%%

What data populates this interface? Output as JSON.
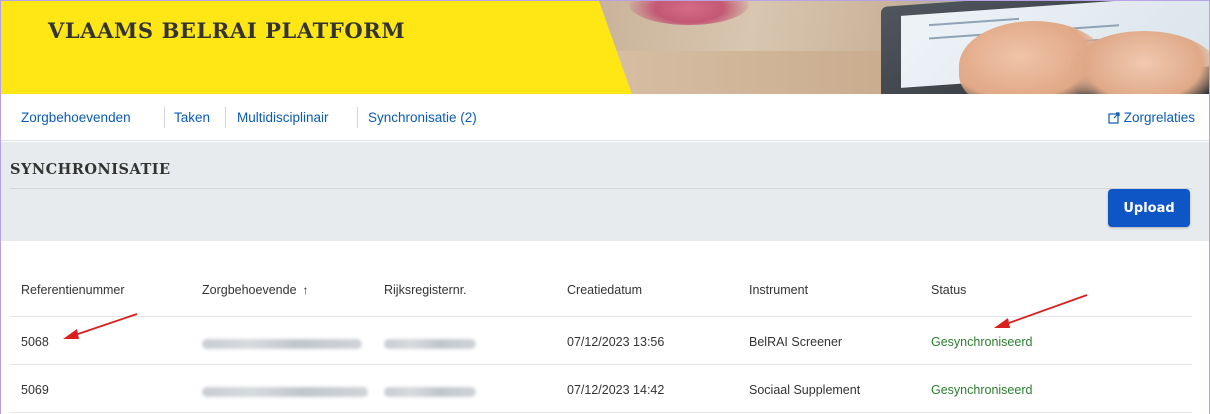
{
  "app": {
    "brand": "VLAAMS BELRAI PLATFORM"
  },
  "nav": {
    "items": [
      {
        "label": "Zorgbehoevenden"
      },
      {
        "label": "Taken"
      },
      {
        "label": "Multidisciplinair"
      },
      {
        "label": "Synchronisatie (2)"
      }
    ],
    "right_link": {
      "label": "Zorgrelaties",
      "icon": "external-link-icon"
    }
  },
  "section": {
    "title": "SYNCHRONISATIE",
    "upload_label": "Upload"
  },
  "table": {
    "columns": [
      "Referentienummer",
      "Zorgbehoevende",
      "Rijksregisternr.",
      "Creatiedatum",
      "Instrument",
      "Status"
    ],
    "sort": {
      "column": "Zorgbehoevende",
      "icon": "arrow-up-icon",
      "glyph": "↑"
    },
    "rows": [
      {
        "ref": "5068",
        "date": "07/12/2023 13:56",
        "instrument": "BelRAI Screener",
        "status": "Gesynchroniseerd"
      },
      {
        "ref": "5069",
        "date": "07/12/2023 14:42",
        "instrument": "Sociaal Supplement",
        "status": "Gesynchroniseerd"
      }
    ]
  },
  "colors": {
    "brand_yellow": "#ffe615",
    "link_blue": "#0b5bb5",
    "button_blue": "#0e55c5",
    "status_green": "#2c7d2e",
    "annotation_red": "#d9201f"
  }
}
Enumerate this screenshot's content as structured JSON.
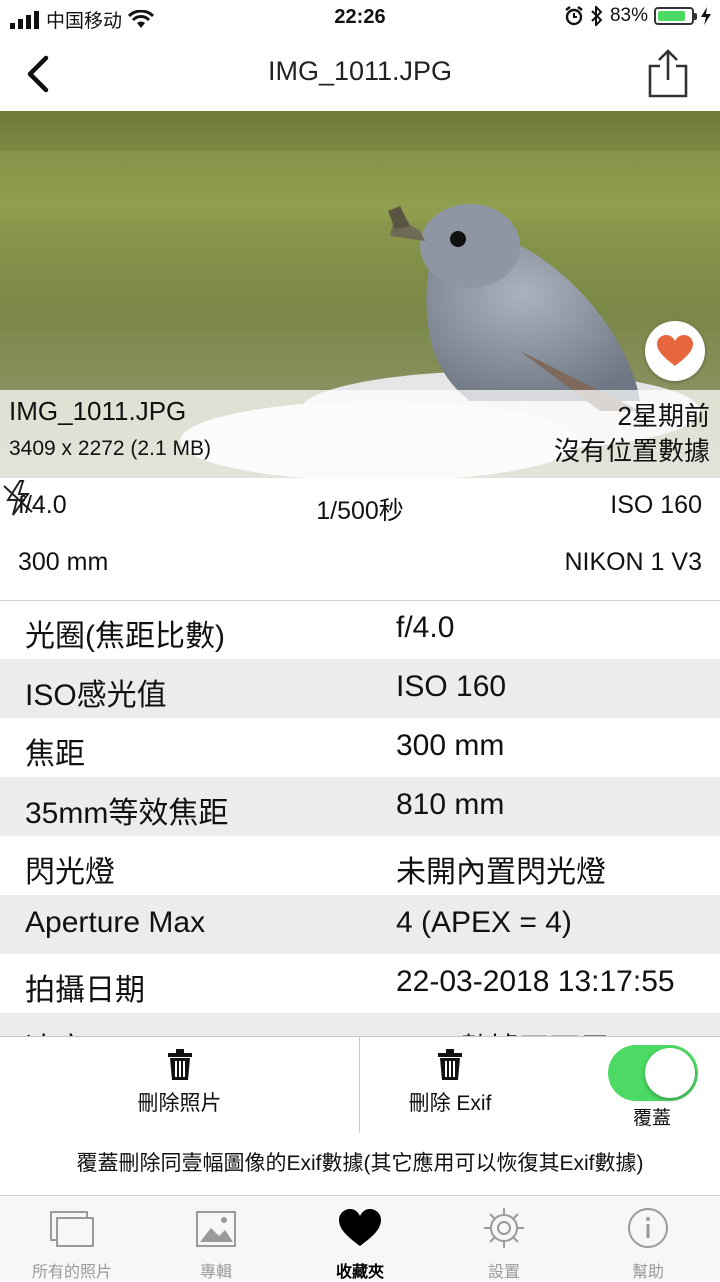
{
  "status_bar": {
    "carrier": "中国移动",
    "time": "22:26",
    "battery": "83%",
    "battery_level": 0.83
  },
  "nav": {
    "title": "IMG_1011.JPG",
    "back_icon": "chevron-left-icon",
    "share_icon": "share-icon"
  },
  "photo": {
    "filename": "IMG_1011.JPG",
    "dimensions": "3409 x 2272 (2.1 MB)",
    "time_ago": "2星期前",
    "location": "沒有位置數據",
    "favorite_icon": "heart-icon",
    "favorite_color": "#e8663d"
  },
  "summary": {
    "aperture": "f/4.0",
    "shutter": "1/500秒",
    "iso": "ISO 160",
    "focal": "300 mm",
    "flash_icon": "flash-off-icon",
    "camera": "NIKON 1 V3"
  },
  "exif_rows": [
    {
      "key": "光圈(焦距比數)",
      "value": "f/4.0"
    },
    {
      "key": "ISO感光值",
      "value": "ISO 160"
    },
    {
      "key": "焦距",
      "value": "300 mm"
    },
    {
      "key": "35mm等效焦距",
      "value": "810 mm"
    },
    {
      "key": "閃光燈",
      "value": "未開內置閃光燈"
    },
    {
      "key": "Aperture Max",
      "value": "4 (APEX = 4)"
    },
    {
      "key": "拍攝日期",
      "value": "22-03-2018 13:17:55"
    },
    {
      "key": "速度",
      "value": "GPS數據不可用"
    }
  ],
  "actions": {
    "delete_photo": "刪除照片",
    "delete_exif": "刪除 Exif",
    "overwrite_label": "覆蓋",
    "overwrite_on": true,
    "toggle_color": "#4cd964"
  },
  "note": "覆蓋刪除同壹幅圖像的Exif數據(其它應用可以恢復其Exif數據)",
  "tabs": [
    {
      "label": "所有的照片",
      "icon": "photos-stack-icon",
      "active": false
    },
    {
      "label": "專輯",
      "icon": "album-icon",
      "active": false
    },
    {
      "label": "收藏夾",
      "icon": "heart-icon",
      "active": true
    },
    {
      "label": "設置",
      "icon": "gear-icon",
      "active": false
    },
    {
      "label": "幫助",
      "icon": "info-icon",
      "active": false
    }
  ]
}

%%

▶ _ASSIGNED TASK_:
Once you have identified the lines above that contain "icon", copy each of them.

▶ _RESPONSE_:
      "icon": "external-link-icon"
      "icon": "arrow-up-icon",
    "back_icon": "chevron-left-icon",
    "share_icon": "share-icon"
    "favorite_icon": "heart-icon",
    "flash_icon": "flash-off-icon",
      "icon": "photos-stack-icon",
      "icon": "album-icon",
      "icon": "heart-icon",
      "icon": "gear-icon",
      "icon": "info-icon",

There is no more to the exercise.